Everything I have written now, for the first time ever, is complete. If I were never to write another word of fanfic again, I won’t leave people who stumble across it in years to come wondering what happened at the end. It’s a weird, wonderful experience, and very empowering. I learned a lot of lessons too – I learned that I can write and finish long works. I learned what sort of planning works for me, and how to use it properly. I learned how to keep going and push through when the narrative gets difficult, or I feel blocked and unmotivated. I learned to spot when I was relying too heavily on dialogue and too little on description, when my pacing was off or I was going down a dead-end plot route. These were key skills which I didn’t have before. There’s a whole other, ongoing discussion about the value of fanfiction, but for me specifically it was a place where I was able to properly train myself in the areas I had struggled all my life.
In my quest to find a job in publishing, I have found myself surrounded by books, writers and bookish people. I have gone to all sorts of events, read all sorts of books, seen all sorts of marketing campaigns take shape. It’s been incredibly inspiring, and made me want to work and create and write. As my aim to work in publishing is taking longer to realise than I anticipated, something in my brain decided that one way or another I was going to be part of that world, so I took the tools I have learned over the last two years in fandom and started writing something original. Something all mine.
I’ve been trying to write at least a little every day, I’ve set up my planning, and I’m tracking my word count each chapter, my overall target word count, and how far I have to go. I remember hearing Ben Aaranovitch talk about his novel spreadsheet and honestly it sounded like a thing of beauty – it was so complex and involved. I’m hoping I’ll get to see it one day because damn. Mine is quite simple, but so far it seems to be working. I’m also noting how much I write each day and totting it up across the week in my diary, because then I get to use my new diary more, and it acts as a reminder alongside my everyday to-do list that I can make time to be creative and work.
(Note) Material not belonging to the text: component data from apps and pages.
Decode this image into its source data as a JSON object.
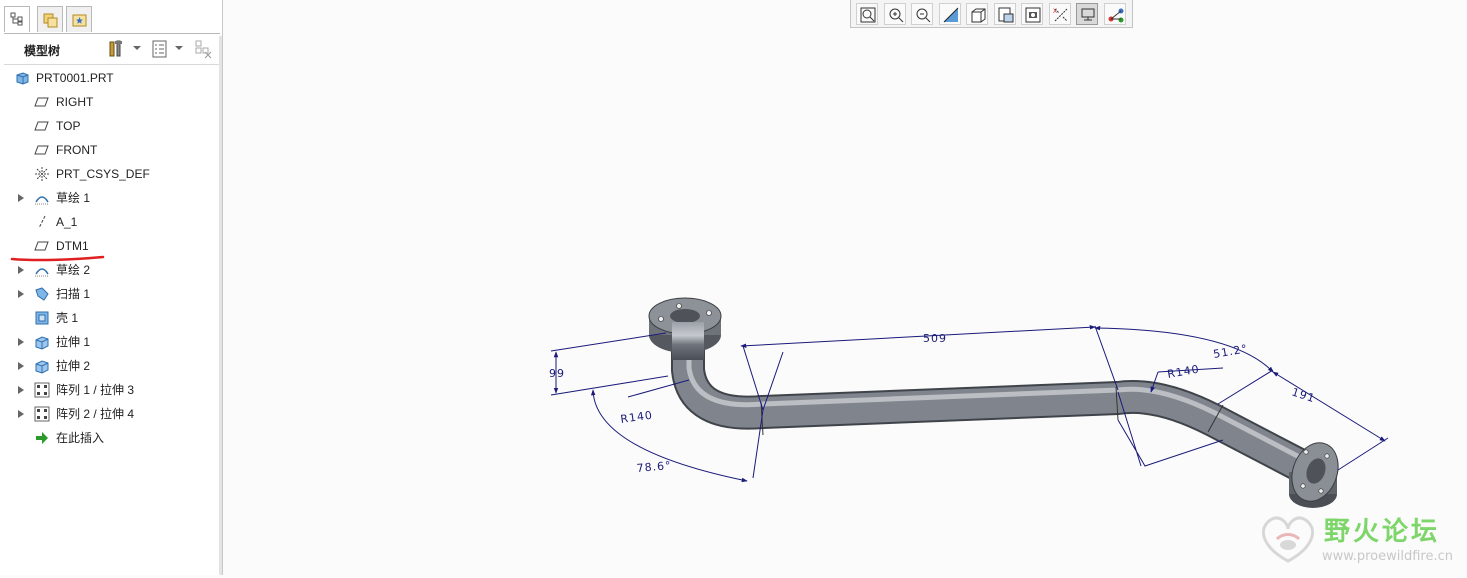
{
  "panel": {
    "tabs": [
      {
        "icon": "model-tree-icon"
      },
      {
        "icon": "folder-browser-icon"
      },
      {
        "icon": "favorites-icon"
      }
    ],
    "title": "模型树",
    "toolbar_icons": [
      "settings-tools-icon",
      "show-options-icon",
      "filter-icon"
    ]
  },
  "tree": {
    "items": [
      {
        "label": "PRT0001.PRT",
        "icon": "part-icon",
        "expandable": false
      },
      {
        "label": "RIGHT",
        "icon": "datum-plane-icon",
        "expandable": false
      },
      {
        "label": "TOP",
        "icon": "datum-plane-icon",
        "expandable": false
      },
      {
        "label": "FRONT",
        "icon": "datum-plane-icon",
        "expandable": false
      },
      {
        "label": "PRT_CSYS_DEF",
        "icon": "csys-icon",
        "expandable": false
      },
      {
        "label": "草绘 1",
        "icon": "sketch-icon",
        "expandable": true
      },
      {
        "label": "A_1",
        "icon": "axis-icon",
        "expandable": false
      },
      {
        "label": "DTM1",
        "icon": "datum-plane-icon",
        "expandable": false,
        "highlighted": true
      },
      {
        "label": "草绘 2",
        "icon": "sketch-icon",
        "expandable": true
      },
      {
        "label": "扫描 1",
        "icon": "sweep-icon",
        "expandable": true
      },
      {
        "label": "壳 1",
        "icon": "shell-icon",
        "expandable": false
      },
      {
        "label": "拉伸 1",
        "icon": "extrude-icon",
        "expandable": true
      },
      {
        "label": "拉伸 2",
        "icon": "extrude-icon",
        "expandable": true
      },
      {
        "label": "阵列 1 / 拉伸 3",
        "icon": "pattern-icon",
        "expandable": true
      },
      {
        "label": "阵列 2 / 拉伸 4",
        "icon": "pattern-icon",
        "expandable": true
      },
      {
        "label": "在此插入",
        "icon": "insert-here-icon",
        "expandable": false
      }
    ]
  },
  "graphics_toolbar": {
    "buttons": [
      {
        "name": "refit-icon"
      },
      {
        "name": "zoom-in-icon"
      },
      {
        "name": "zoom-out-icon"
      },
      {
        "name": "repaint-icon"
      },
      {
        "name": "display-style-icon"
      },
      {
        "name": "saved-views-icon"
      },
      {
        "name": "view-manager-icon"
      },
      {
        "name": "datum-display-icon"
      },
      {
        "name": "annotation-display-icon",
        "active": true
      },
      {
        "name": "spin-center-icon"
      }
    ]
  },
  "dimensions": {
    "d509": "509",
    "d51_2": "51.2°",
    "d191": "191",
    "d99": "99",
    "r140_left": "R140",
    "r140_right": "R140",
    "a78_6": "78.6°"
  },
  "watermark": {
    "title": "野火论坛",
    "url": "www.proewildfire.cn"
  },
  "colors": {
    "dimension": "#1a1a7a",
    "pipe": "#6b6f76",
    "annotation_underline": "#e02020",
    "watermark": "#7ed66a"
  }
}
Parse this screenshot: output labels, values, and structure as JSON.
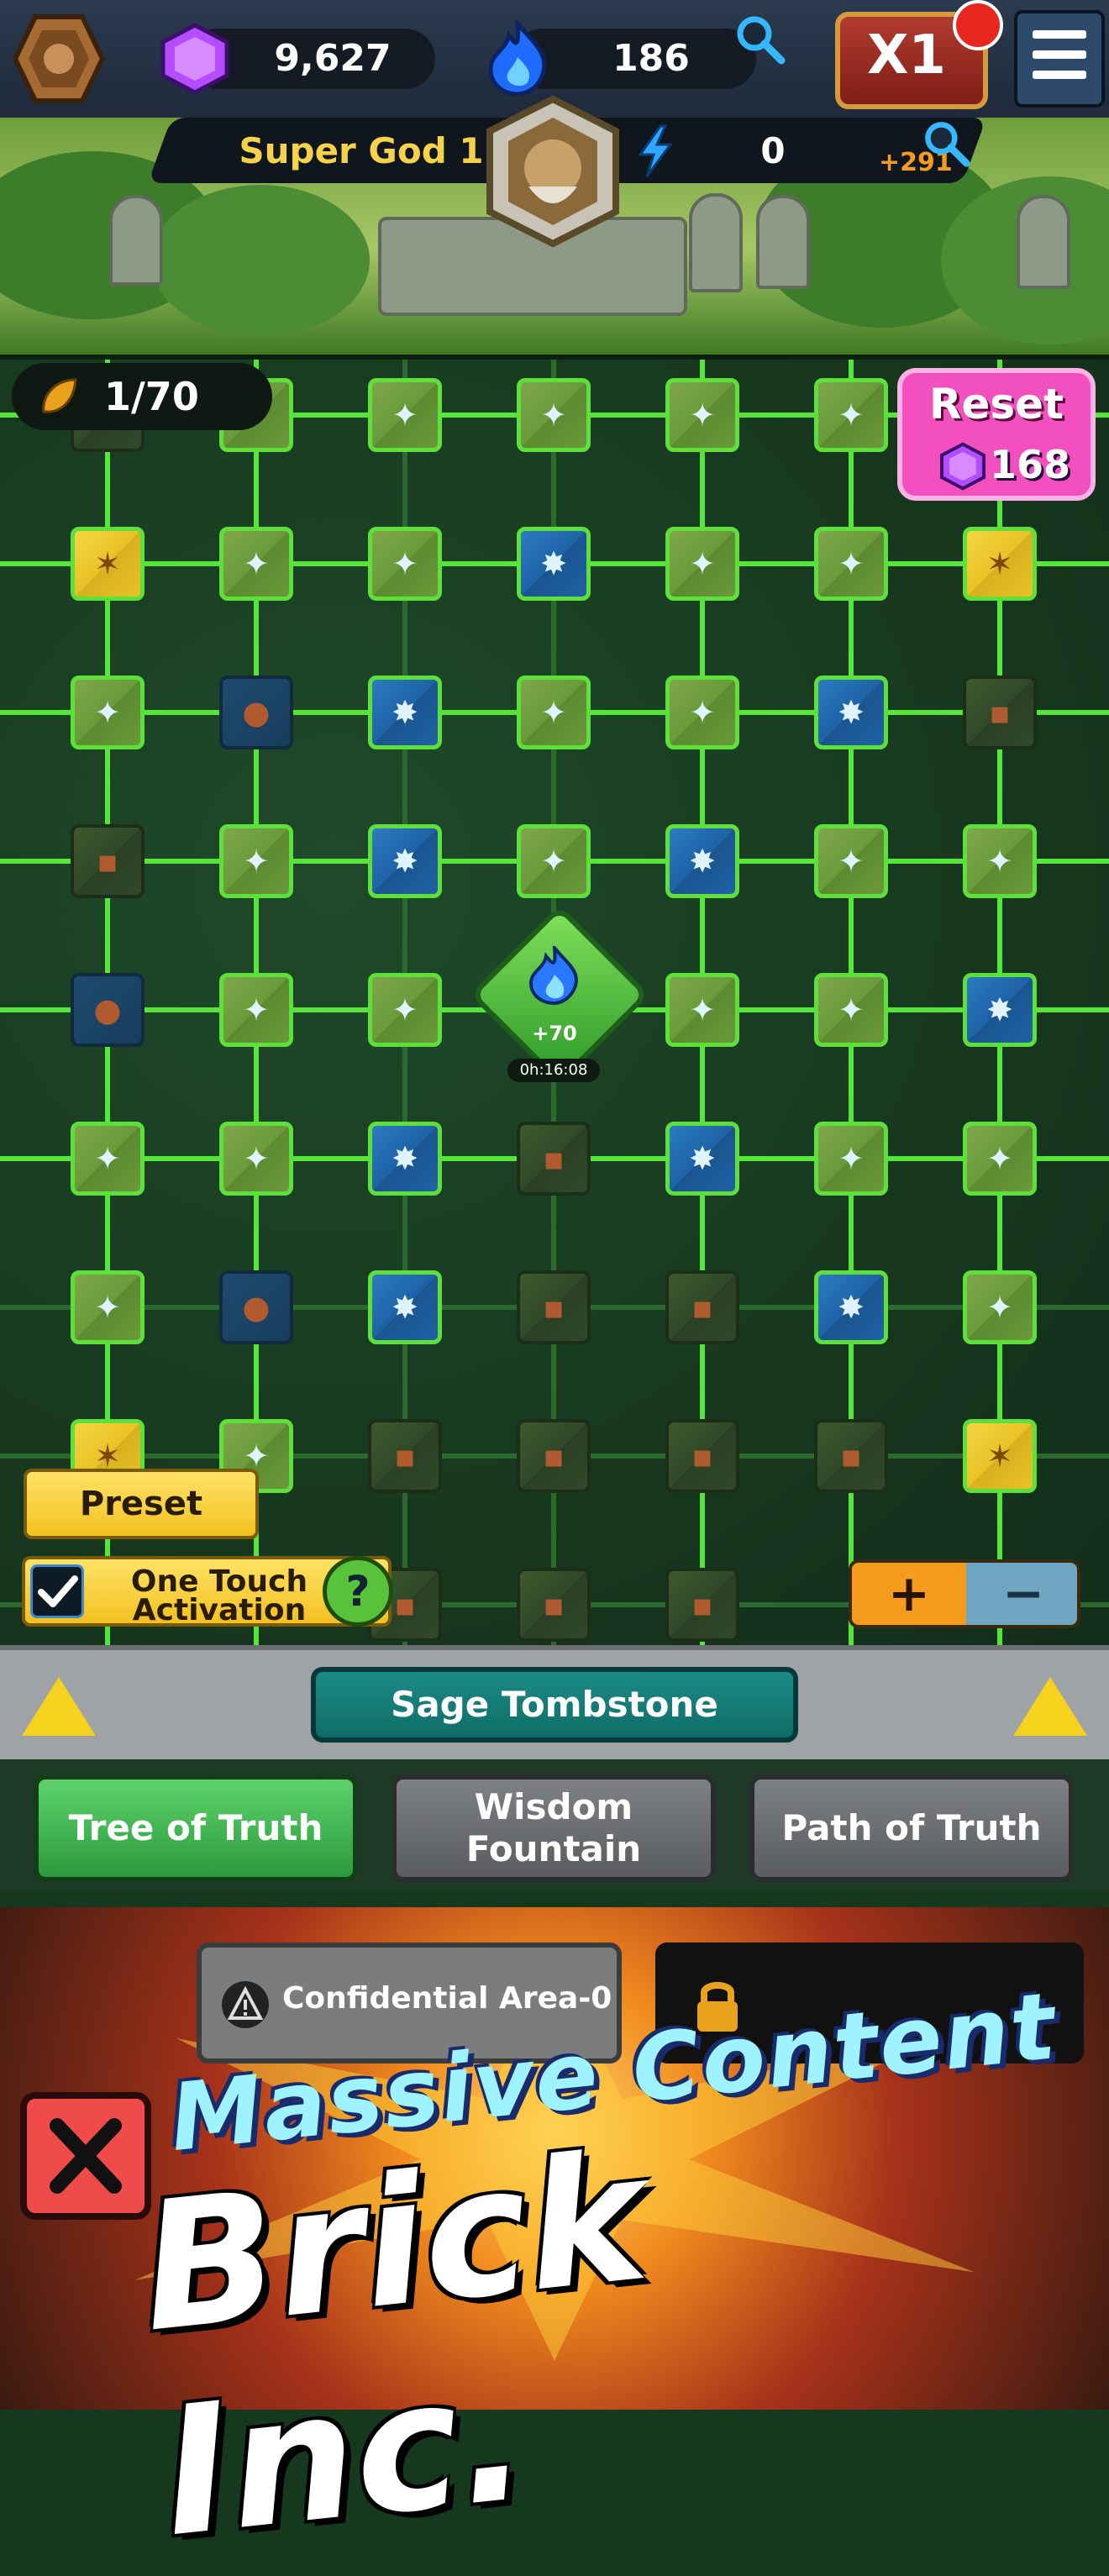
{
  "topbar": {
    "gems": "9,627",
    "flames": "186",
    "speed": "X1"
  },
  "level": {
    "title": "Super God 1",
    "energy": "0",
    "energy_bonus": "+291"
  },
  "tree": {
    "seeds": "1/70",
    "reset_label": "Reset",
    "reset_cost": "168",
    "center_bonus": "+70",
    "center_timer": "0h:16:08"
  },
  "controls": {
    "preset": "Preset",
    "one_touch_line1": "One Touch",
    "one_touch_line2": "Activation",
    "help": "?",
    "zoom_in": "+",
    "zoom_out": "−"
  },
  "tombstone": {
    "title": "Sage Tombstone"
  },
  "tabs": [
    {
      "label": "Tree of Truth",
      "active": true
    },
    {
      "label": "Wisdom\nFountain",
      "active": false
    },
    {
      "label": "Path of Truth",
      "active": false
    }
  ],
  "ad": {
    "area_label": "Confidential Area-0",
    "line1": "Massive Content",
    "line2": "Brick Inc."
  }
}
This has happily coincided with the start of Camp Nano 2018. So here it is. I’m doing Camp Nano, my first Nano event for several years. My first with experience of actually finishing something.
It starts on Sunday. Maybe see you there?